December 28, 2016

Seeing Hamilton on Broadway, Post-Lin, Post-Election, Post-Pence, Post-Mixtape


Photo Credit: Dina Canup

After cherishing my unexpectedly acquired tickets for many months, I wondered what it would be like without my favorites from the cast album and after knowing the music so well. Then, the election turned the world upside down, Pence dared to show his face in the Richard Rodgers Theatre and got politely called out, and the fierce “Immigrants” from the just-released Hamilton Mixtape blew my mind on the predawn drive to catch a plane to New York.

It was hard to be in the moment at first. My brain kept jumping from one thought to another: I’m seeing Hamilton!/I like new Aaron Burr/look how they staged that/ wow!/HERCULES MULLIGAN!/I love the double revolve/so much going on, where do I look?

And then Laurens, played by Andrew Chappelle, dropped a crucial line during “My Shot.” The music stopped as he was supposed to say “let’s get this guy in front of a crowd!” He spit it out right as the music resumed, and I was reminded that yes, this is live theater, so live it!

The new cast members get the job done.

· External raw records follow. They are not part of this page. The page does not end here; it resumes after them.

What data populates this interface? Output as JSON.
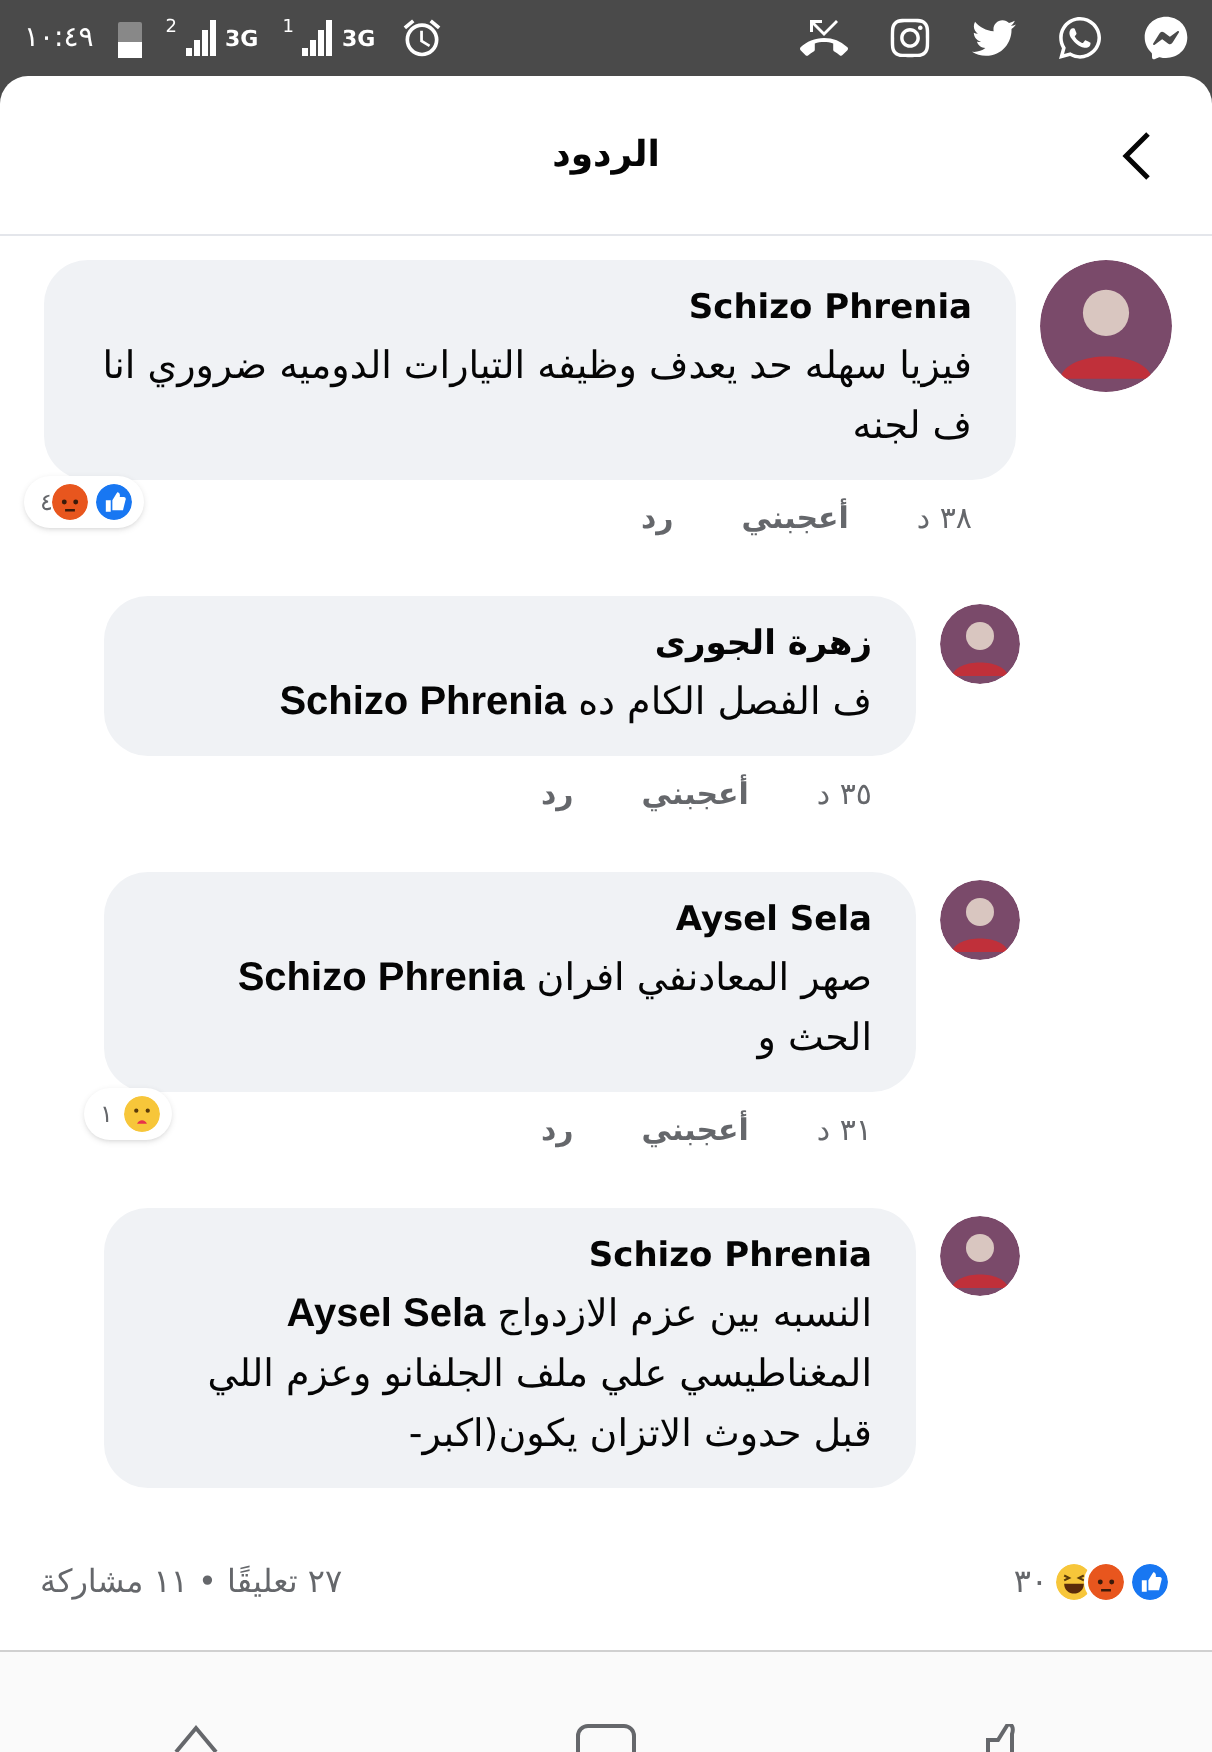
{
  "status_bar": {
    "time": "١٠:٤٩",
    "sims": [
      {
        "slot": "1",
        "network": "3G"
      },
      {
        "slot": "2",
        "network": "3G"
      }
    ]
  },
  "header": {
    "title": "الردود"
  },
  "comments": [
    {
      "author": "Schizo Phrenia",
      "text": "فيزيا سهله حد يعدف وظيفه التيارات الدوميه ضروري انا ف لجنه",
      "time": "٣٨ د",
      "like_label": "أعجبني",
      "reply_label": "رد",
      "reactions": [
        {
          "kind": "like"
        },
        {
          "kind": "angry"
        }
      ],
      "reaction_count": "٤",
      "children": [
        {
          "author": "زهرة الجورى",
          "text": "ف الفصل الكام ده **Schizo Phrenia**",
          "time": "٣٥ د",
          "like_label": "أعجبني",
          "reply_label": "رد"
        },
        {
          "author": "Aysel Sela",
          "text": "صهر المعادنفي افران **Schizo Phrenia** الحث و",
          "time": "٣١ د",
          "like_label": "أعجبني",
          "reply_label": "رد",
          "reactions": [
            {
              "kind": "care"
            }
          ],
          "reaction_count": "١"
        },
        {
          "author": "Schizo Phrenia",
          "text": "النسبه بين عزم الازدواج **Aysel Sela** المغناطيسي علي ملف الجلفانو وعزم اللي قبل حدوث الاتزان يكون(اكبر-"
        }
      ]
    }
  ],
  "footer": {
    "reactions": [
      {
        "kind": "like"
      },
      {
        "kind": "angry"
      },
      {
        "kind": "haha"
      }
    ],
    "reaction_count": "٣٠",
    "stats": "٢٧ تعليقًا • ١١ مشاركة"
  }
}
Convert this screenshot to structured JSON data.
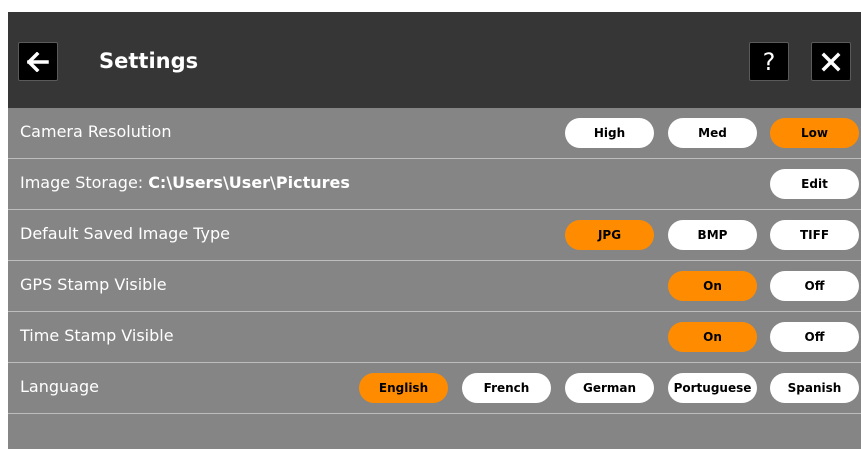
{
  "header": {
    "title": "Settings",
    "back_icon": "arrow-left-icon",
    "help_label": "?",
    "close_icon": "close-icon"
  },
  "colors": {
    "header_bg": "#363636",
    "panel_bg": "#858585",
    "active": "#ff8c00",
    "inactive": "#ffffff"
  },
  "settings": {
    "camera_resolution": {
      "label": "Camera Resolution",
      "options": [
        "High",
        "Med",
        "Low"
      ],
      "selected": "Low"
    },
    "image_storage": {
      "label": "Image Storage:",
      "path": "C:\\Users\\User\\Pictures",
      "edit_label": "Edit"
    },
    "image_type": {
      "label": "Default Saved Image Type",
      "options": [
        "JPG",
        "BMP",
        "TIFF"
      ],
      "selected": "JPG"
    },
    "gps_stamp": {
      "label": "GPS Stamp Visible",
      "options": [
        "On",
        "Off"
      ],
      "selected": "On"
    },
    "time_stamp": {
      "label": "Time Stamp Visible",
      "options": [
        "On",
        "Off"
      ],
      "selected": "On"
    },
    "language": {
      "label": "Language",
      "options": [
        "English",
        "French",
        "German",
        "Portuguese",
        "Spanish"
      ],
      "selected": "English"
    }
  }
}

Brandon Dixon made a fantastic Aaron Burr. Javier Muñoz as Hamilton was solid, though I liked him better as the older Hamilton—his young Hamilton needed a hint more of striving scrappiness. Seth Stewart was so good as Lafayette, and brilliant as Jefferson. Nicholas Christopher, the new George Washington, nailed it. I liked Chappelle’s Laurens, and especially Phillip—I realized after the show that he wasn’t the regular or the understudy, but one of the swings, prepared to go on for several different roles. Impressive! As a big fan of Hercules Mulligan, I was thrilled to see soon-to-depart Okieriete Onaodowan, not just as Mulligan but as a more fun Madison than you can experience by listening to the album.

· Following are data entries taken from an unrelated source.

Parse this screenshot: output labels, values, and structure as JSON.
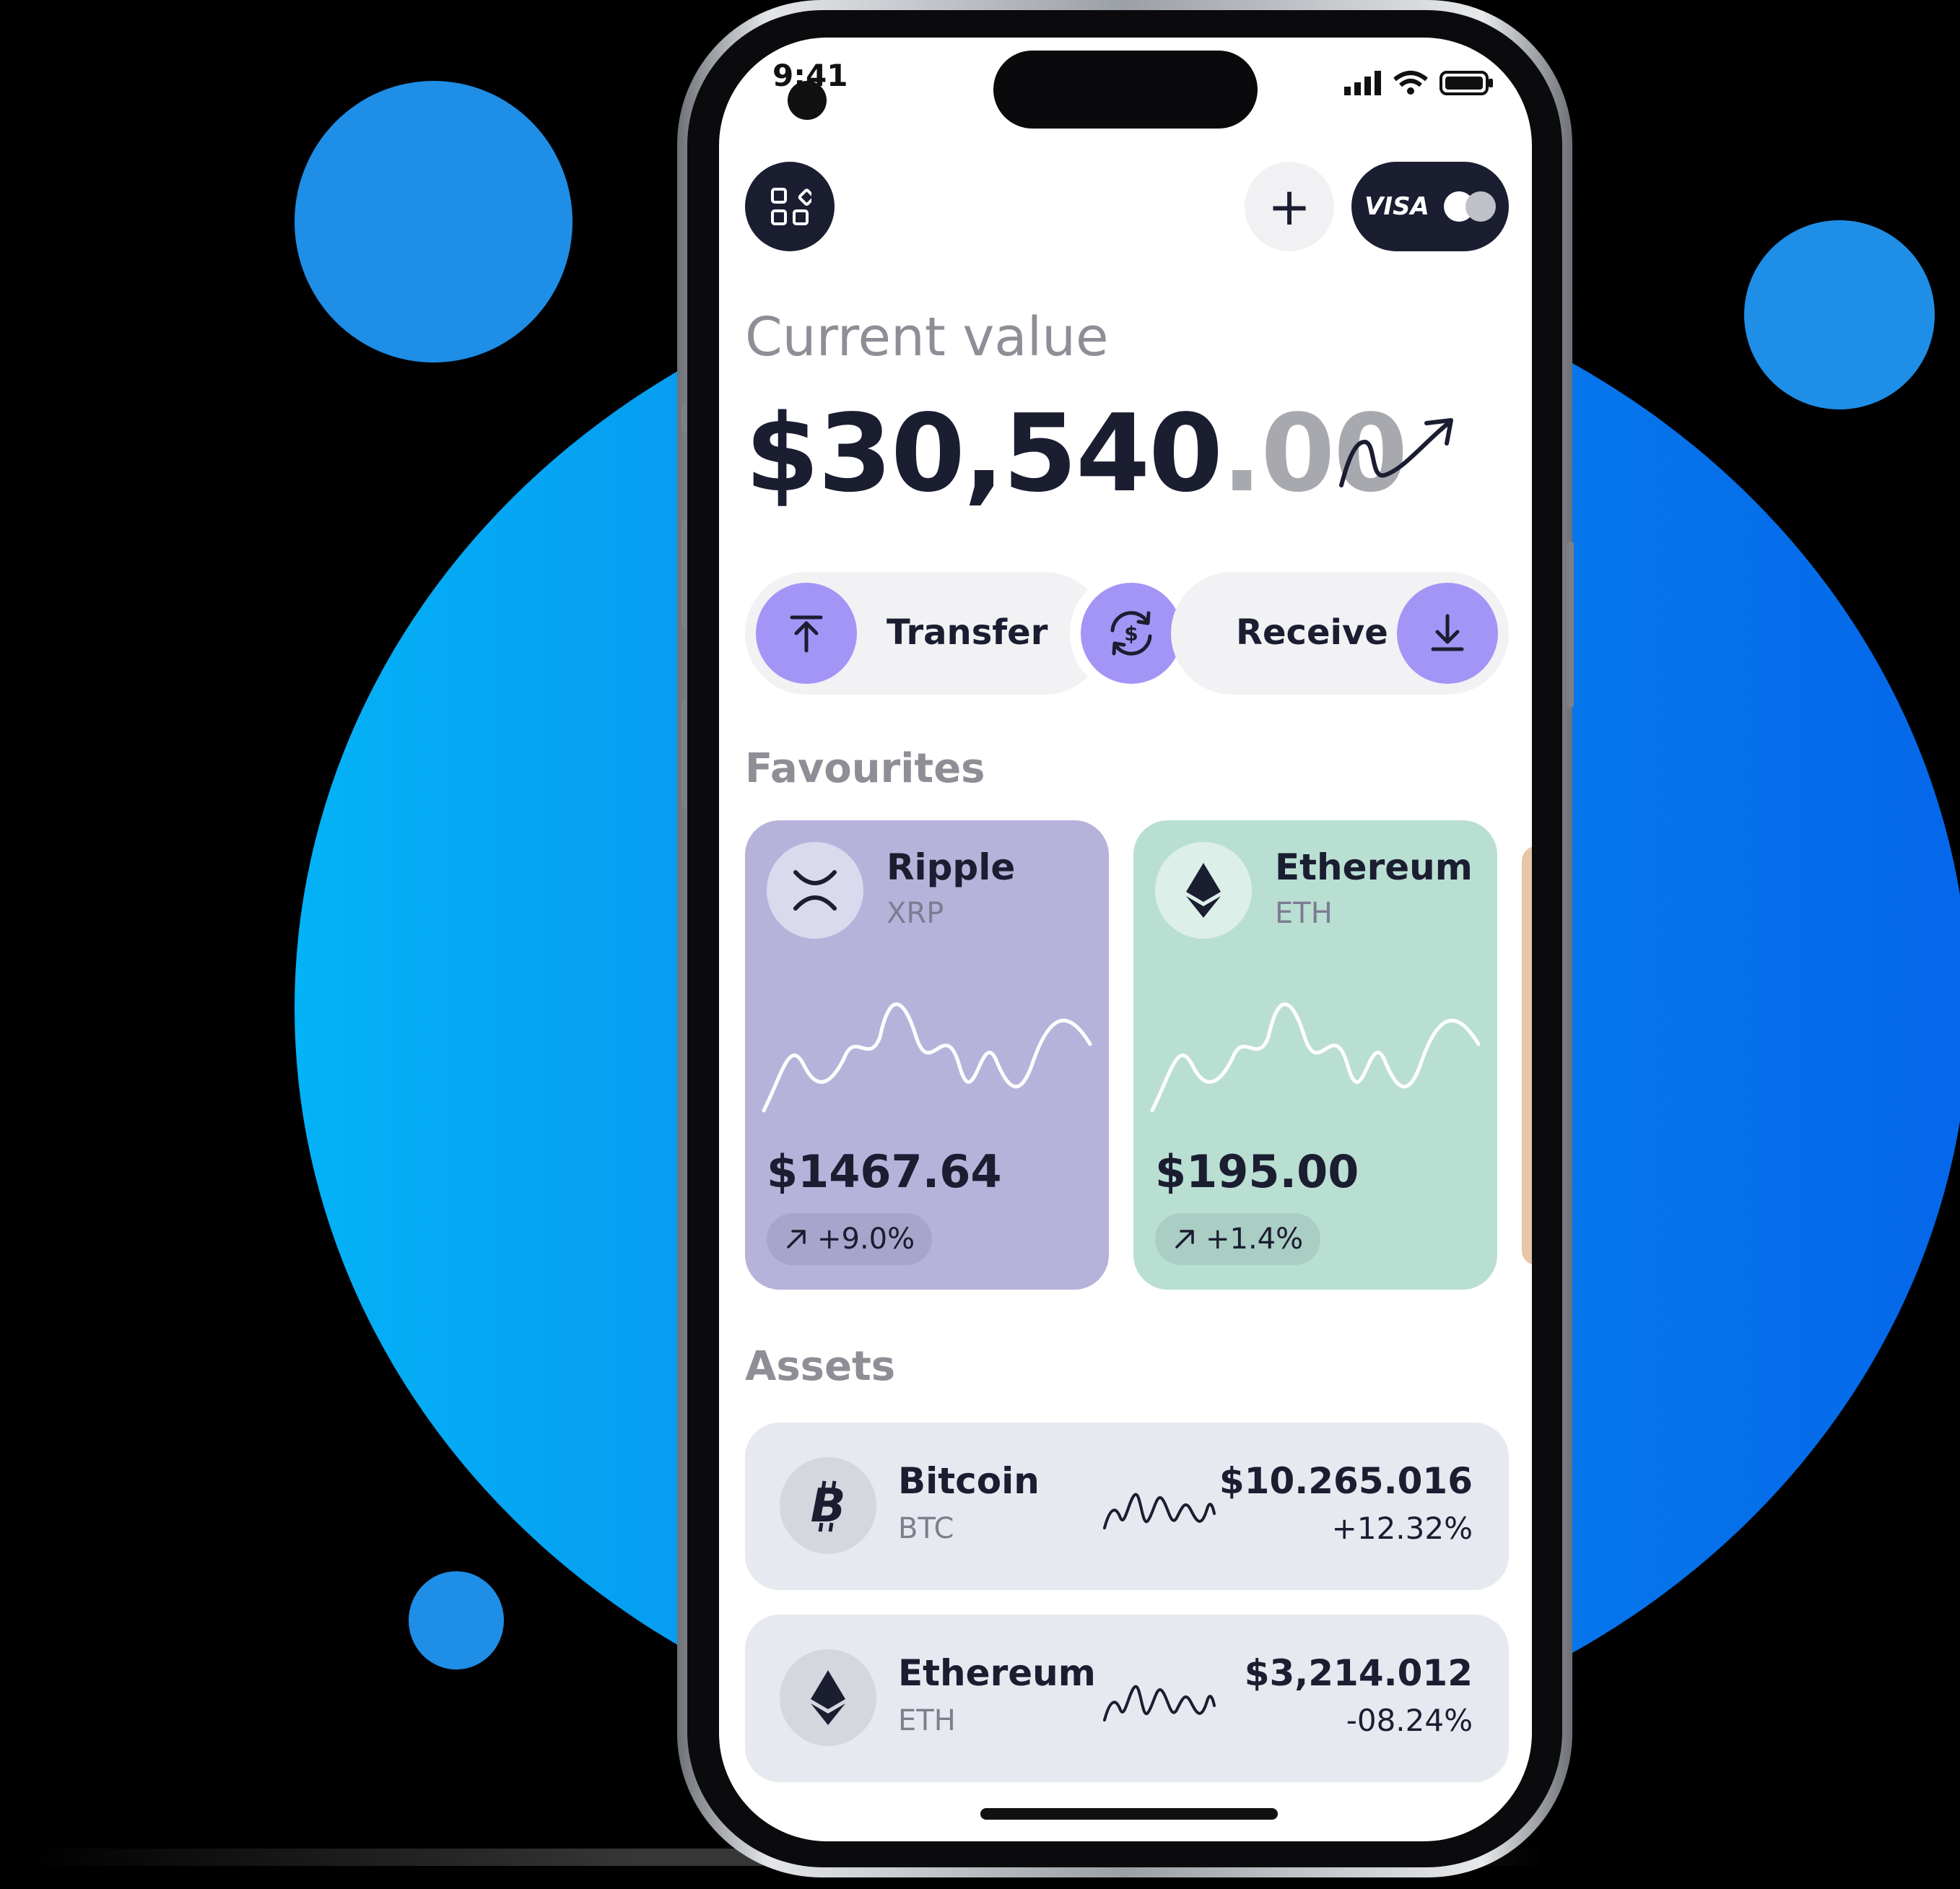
{
  "status_bar": {
    "time": "9:41",
    "icons": "▂▄▆ ⌔ ▭"
  },
  "header": {
    "plus_icon": "+",
    "visa_label": "VISA"
  },
  "current": {
    "label": "Current value",
    "value_main": "$30,540",
    "value_cents": ".00"
  },
  "actions": {
    "transfer_label": "Transfer",
    "receive_label": "Receive"
  },
  "favourites": {
    "title": "Favourites",
    "items": [
      {
        "name": "Ripple",
        "symbol": "XRP",
        "price": "$1467.64",
        "change": "+9.0%",
        "color": "#b6b3db"
      },
      {
        "name": "Ethereum",
        "symbol": "ETH",
        "price": "$195.00",
        "change": "+1.4%",
        "color": "#b9dfd3"
      }
    ]
  },
  "assets": {
    "title": "Assets",
    "items": [
      {
        "name": "Bitcoin",
        "symbol": "BTC",
        "price": "$10.265.016",
        "change": "+12.32%"
      },
      {
        "name": "Ethereum",
        "symbol": "ETH",
        "price": "$3,214.012",
        "change": "-08.24%"
      }
    ]
  },
  "colors": {
    "accent_purple": "#a395f6",
    "dark_navy": "#1b1d31",
    "background_blue": "#0789ec"
  }
}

Lexi Lawson did very well as Eliza Schuyler Hamilton. However, I wasn’t crazy about Mandy Gonzalez as Angelica. She has a lovely Broadway voice and would also have done well as Eliza, but her portrayal somehow lacked some of the spunky, crisp ease in rhyming that Angelica should have. Original Peggy/Mrs. Reynolds Jasmine Jones had her final performance mere days after I saw the show. She rocked it—she was funny, sultry and powerful. Every performer in the ensemble was flawless.

Rory O’Malley’s King George III positively reigned every time he stepped onstage. He was simply everything: regal, slightly crazy, funny, wry, pointed and with more stage time in act two than I had expected. The audience adored him.

This limbo, between a disastrous election and the inauguration of a walking nightmare accompanied by a parade of dangerous fools for his cabinet, made a strange time to see this particular show. Hamilton celebrates our founding with a sense of hope despite the divisiveness of politics, but a positive political outlook is hard to summon at the moment. For example, in “Dear Theodosia,” Burr and Hamilton are optimistic about making the country right for their children to grow up in; I was wondering how we can ever make things right for our kids over these next frightening few years. “One Last Time” made me think of Obama more than Washington, and how sad it is to contemplate saying goodbye to a beloved president while fearing what will follow. The references to slavery made me reflect on the bitter fact that these patriots kicked the toxic can of race problems down the road for generations (listen to the mixtape for the third cabinet battle; it was left out the show), and we still don’t have all the answers. On a positive note, the line “immigrants—we get the job done” during “Yorktown” earned cheers from much of the audience.  

In “Wrote My Way Out” on the mixtape, Miranda gives us some great new lines. Referencing In the Heights, he says, “I know Abuela’s never really gonna win the lottery. So it’s up to me to draw blood with this pen, hit an artery… and shine a light when it’s gray out.”

Hamilton is indeed a beacon in these murky times. When it goes on tour, I think you’ll get a great show. When the rights become available, I hope Aurora Theatre is the first in Georgia to do it, since its In the Heights was fantastically Broadway-worthy (Usnavi, Diego Klock-Perez, would be an amazing Hamilton). There is so much theater in Georgia, within five or 50 miles from your door, that is as good or nearly so as what you can find in NYC—plus more productions that, if not up to the production levels of Broadway, provide top-notch experiences with all the laughter or tears or thoughts as you could wish. It was absolutely worth making a trip to New York to see Hamilton, but there’s a lot of great stuff closer to home, too. Theater is thriving all over the place.